My Pi was the first piece of computer hardware that I have ever bought. The concept was that I could afford to buy one, since it only cost $35 US dollars – right? As it turns out, it was a lot more expensive due to all of the other pieces required.

Raspberry Pi website

I like my Pi, but I’m not unaware of it’s limits. Although recently much progress has been made on creating a workable desktop for the Raspberry Pi, with the addition of hardware acceleration, my Pi was an early model – limited to 256MB of RAM. Even with much of the video memory switched to be used as main memory, I was unable to run a modern web browser at a decent clip. After opening a few tabs, I’d rapidly run out of memory.

However, as it is now my Pi is doing a decent job. It’s hooked up to an old Iomega 80GB USB hard drive, and is acting as the server in my local network. Running Arch Linux ARM, it boots quickly – within 20 seconds – and is fast enough for the few jobs that I occasionally throw at it. Most of the time, it sits idling.

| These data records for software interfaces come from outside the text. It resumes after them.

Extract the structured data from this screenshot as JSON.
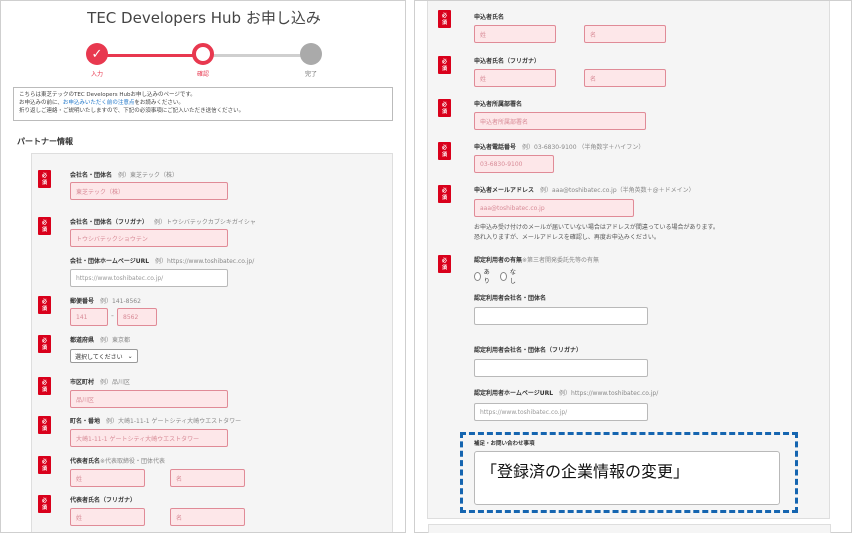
{
  "header": {
    "title": "TEC Developers Hub お申し込み"
  },
  "steps": [
    {
      "label": "入力",
      "symbol": "✓"
    },
    {
      "label": "確認",
      "symbol": ""
    },
    {
      "label": "完了",
      "symbol": ""
    }
  ],
  "notice": {
    "line1": "こちらは東芝テックのTEC Developers Hubお申し込みのページです。",
    "line2_prefix": "お申込みの前に、",
    "line2_link": "お申込みいただく前の注意点",
    "line2_suffix": "をお読みください。",
    "line3": "折り返しご連絡・ご説明いたしますので、下記の必須事項にご記入いただき送信ください。"
  },
  "section_title": "パートナー情報",
  "required_badge": "必須",
  "left_fields": {
    "company_name": {
      "label": "会社名・団体名",
      "example": "例）東芝テック（株）",
      "placeholder": "東芝テック（株）"
    },
    "company_kana": {
      "label": "会社名・団体名（フリガナ）",
      "example": "例）トウシバテックカブシキガイシャ",
      "placeholder": "トウシバテックショウテン"
    },
    "company_url": {
      "label": "会社・団体ホームページURL",
      "example": "例）https://www.toshibatec.co.jp/",
      "placeholder": "https://www.toshibatec.co.jp/"
    },
    "postal": {
      "label": "郵便番号",
      "example": "例）141-8562",
      "part1": "141",
      "part2": "8562",
      "dash": "-"
    },
    "prefecture": {
      "label": "都道府県",
      "example": "例）東京都",
      "selected": "選択してください"
    },
    "city": {
      "label": "市区町村",
      "example": "例）品川区",
      "placeholder": "品川区"
    },
    "address": {
      "label": "町名・番地",
      "example": "例）大崎1-11-1 ゲートシティ大崎ウエストタワー",
      "placeholder": "大崎1-11-1 ゲートシティ大崎ウエストタワー"
    },
    "rep_name": {
      "label": "代表者氏名",
      "note": "※代表取締役・団体代表",
      "last": "姓",
      "first": "名"
    },
    "rep_kana": {
      "label": "代表者氏名（フリガナ）",
      "last": "姓",
      "first": "名"
    }
  },
  "right_fields": {
    "applicant_name": {
      "label": "申込者氏名",
      "last": "姓",
      "first": "名"
    },
    "applicant_kana": {
      "label": "申込者氏名（フリガナ）",
      "last": "姓",
      "first": "名"
    },
    "department": {
      "label": "申込者所属部署名",
      "placeholder": "申込者所属部署名"
    },
    "phone": {
      "label": "申込者電話番号",
      "example": "例）03-6830-9100 （半角数字＋ハイフン）",
      "placeholder": "03-6830-9100"
    },
    "email": {
      "label": "申込者メールアドレス",
      "example": "例）aaa@toshibatec.co.jp（半角英数＋@＋ドメイン）",
      "placeholder": "aaa@toshibatec.co.jp",
      "help1": "お申込み受け付けのメールが届いていない場合はアドレスが間違っている場合があります。",
      "help2": "恐れ入りますが、メールアドレスを確認し、再度お申込みください。"
    },
    "certified_user": {
      "label": "認定利用者の有無",
      "note": "※第三者開発委託先等の有無",
      "option_yes": "あり",
      "option_no": "なし"
    },
    "certified_company": {
      "label": "認定利用者会社名・団体名"
    },
    "certified_kana": {
      "label": "認定利用者会社名・団体名（フリガナ）"
    },
    "certified_url": {
      "label": "認定利用者ホームページURL",
      "example": "例）https://www.toshibatec.co.jp/",
      "placeholder": "https://www.toshibatec.co.jp/"
    },
    "inquiry": {
      "label": "補足・お問い合わせ事項",
      "value": "「登録済の企業情報の変更」"
    }
  }
}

I don’t intend to use my Pi for much other than a server on my local network. I’ve set up SSH keys, and check up on it every week or so, updating it and making sure that everything is running as intended. As I write this, it’s been running silently for 18 days, and will only be rebooted occasionally, after kernel updates and suchlike.

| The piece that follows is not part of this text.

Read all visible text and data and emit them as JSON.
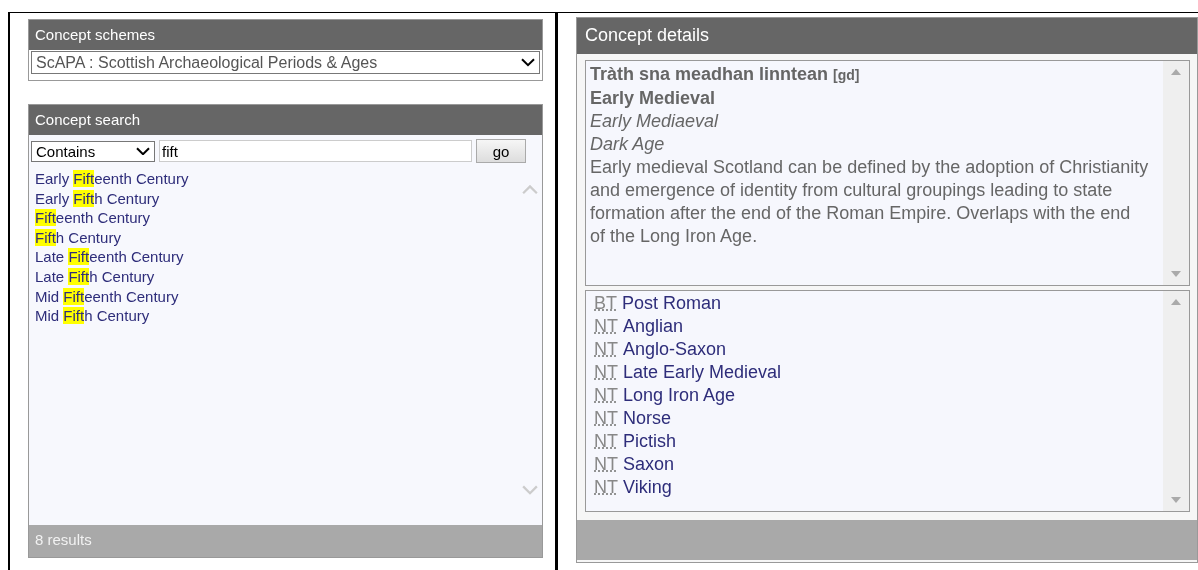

At some point I’ll consider making a few games using Pi3D on it, possibly hooking it up to our TV with some WiiMotes to play with. Or maybe doing an electronics project with it; we’ll see…


Full specs are available on the Raspberry Pi website. I have an older Model B – with 256MB of RAM.

  • ARM core @ 700Mhz
  • 256MB RAM, 16MB shared with the GPU
  • VideoCore IV GPU
  • 4GB SD card, 80GB HDD.
  • Arch Linux installed on the SD card
  • A custom balsa wood case.